GOAL OF THE EXERCISE
Excluding pictures, retype exactly the lines from the one with "Serialize everything readable" through the end of the records that follow.

= Beginning of Section =

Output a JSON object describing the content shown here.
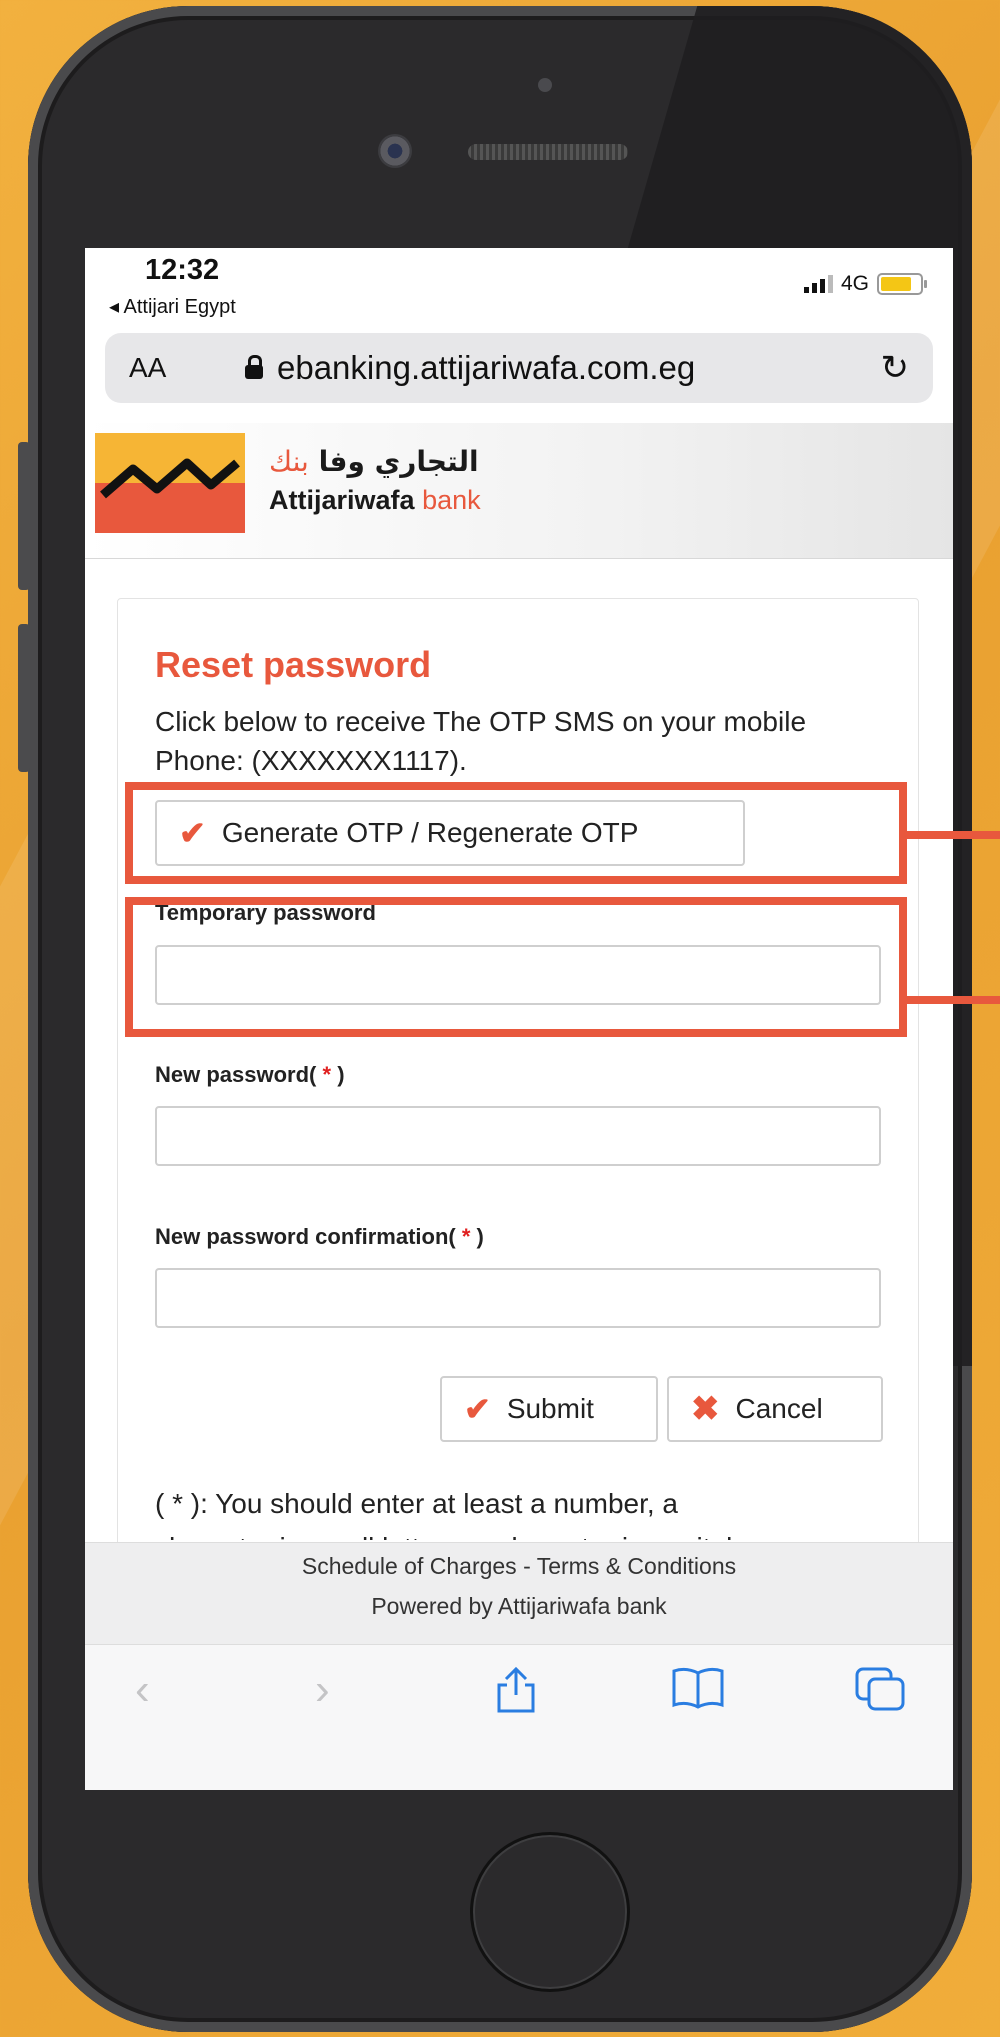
{
  "status": {
    "time": "12:32",
    "carrier": "◂ Attijari Egypt",
    "network": "4G"
  },
  "browser": {
    "text_size": "AA",
    "url": "ebanking.attijariwafa.com.eg"
  },
  "brand": {
    "arabic_main": "التجاري وفا",
    "arabic_red": "بنك",
    "english_main": "Attijariwafa",
    "english_red": "bank"
  },
  "form": {
    "title": "Reset password",
    "description": "Click below to receive The OTP SMS on your mobile Phone: (XXXXXXX1117).",
    "otp_button": "Generate OTP / Regenerate OTP",
    "temp_label": "Temporary password",
    "new_label": "New password(",
    "confirm_label": "New password confirmation(",
    "required_mark": "*",
    "close_paren": ")",
    "submit": "Submit",
    "cancel": "Cancel",
    "note": "( * ): You should enter at least a number, a",
    "note_cut": "character in small letters, a character in capital"
  },
  "footer": {
    "links": "Schedule of Charges - Terms & Conditions",
    "powered": "Powered by Attijariwafa bank"
  },
  "icons": {
    "back": "chevron-left-icon",
    "forward": "chevron-right-icon",
    "share": "share-icon",
    "bookmarks": "book-icon",
    "tabs": "tabs-icon"
  },
  "colors": {
    "accent": "#e8583d",
    "link_blue": "#2a7de1",
    "background": "#f0ad3a"
  }
}
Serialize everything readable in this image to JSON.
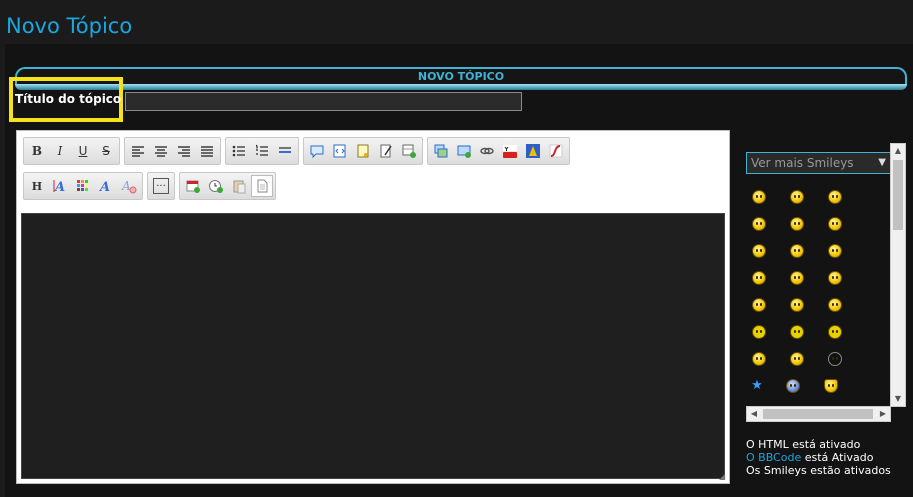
{
  "page": {
    "title": "Novo Tópico"
  },
  "form": {
    "header": "NOVO TÓPICO",
    "title_label": "Título do tópico",
    "title_value": ""
  },
  "toolbar": {
    "bold": "B",
    "italic": "I",
    "underline": "U",
    "strike": "S",
    "heading": "H",
    "more": "···"
  },
  "smileys": {
    "select_label": "Ver mais Smileys",
    "select_arrow": "▼"
  },
  "status": {
    "html": "O HTML está ativado",
    "bbcode_link": "O BBCode",
    "bbcode_rest": " está Ativado",
    "smileys": "Os Smileys estão ativados"
  },
  "colors": {
    "accent": "#1aa7e0",
    "highlight": "#f5e21a",
    "header_border": "#3fb3d6"
  }
}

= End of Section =

RESPONSE BOX
Serialize everything readable in this image to JSON.
{
  "page": {
    "title": "Novo Tópico"
  },
  "form": {
    "header": "NOVO TÓPICO",
    "title_label": "Título do tópico",
    "title_value": ""
  },
  "toolbar": {
    "bold": "B",
    "italic": "I",
    "underline": "U",
    "strike": "S",
    "heading": "H",
    "more": "···"
  },
  "smileys": {
    "select_label": "Ver mais Smileys",
    "select_arrow": "▼"
  },
  "status": {
    "html": "O HTML está ativado",
    "bbcode_link": "O BBCode",
    "bbcode_rest": " está Ativado",
    "smileys": "Os Smileys estão ativados"
  },
  "colors": {
    "accent": "#1aa7e0",
    "highlight": "#f5e21a",
    "header_border": "#3fb3d6"
  }
}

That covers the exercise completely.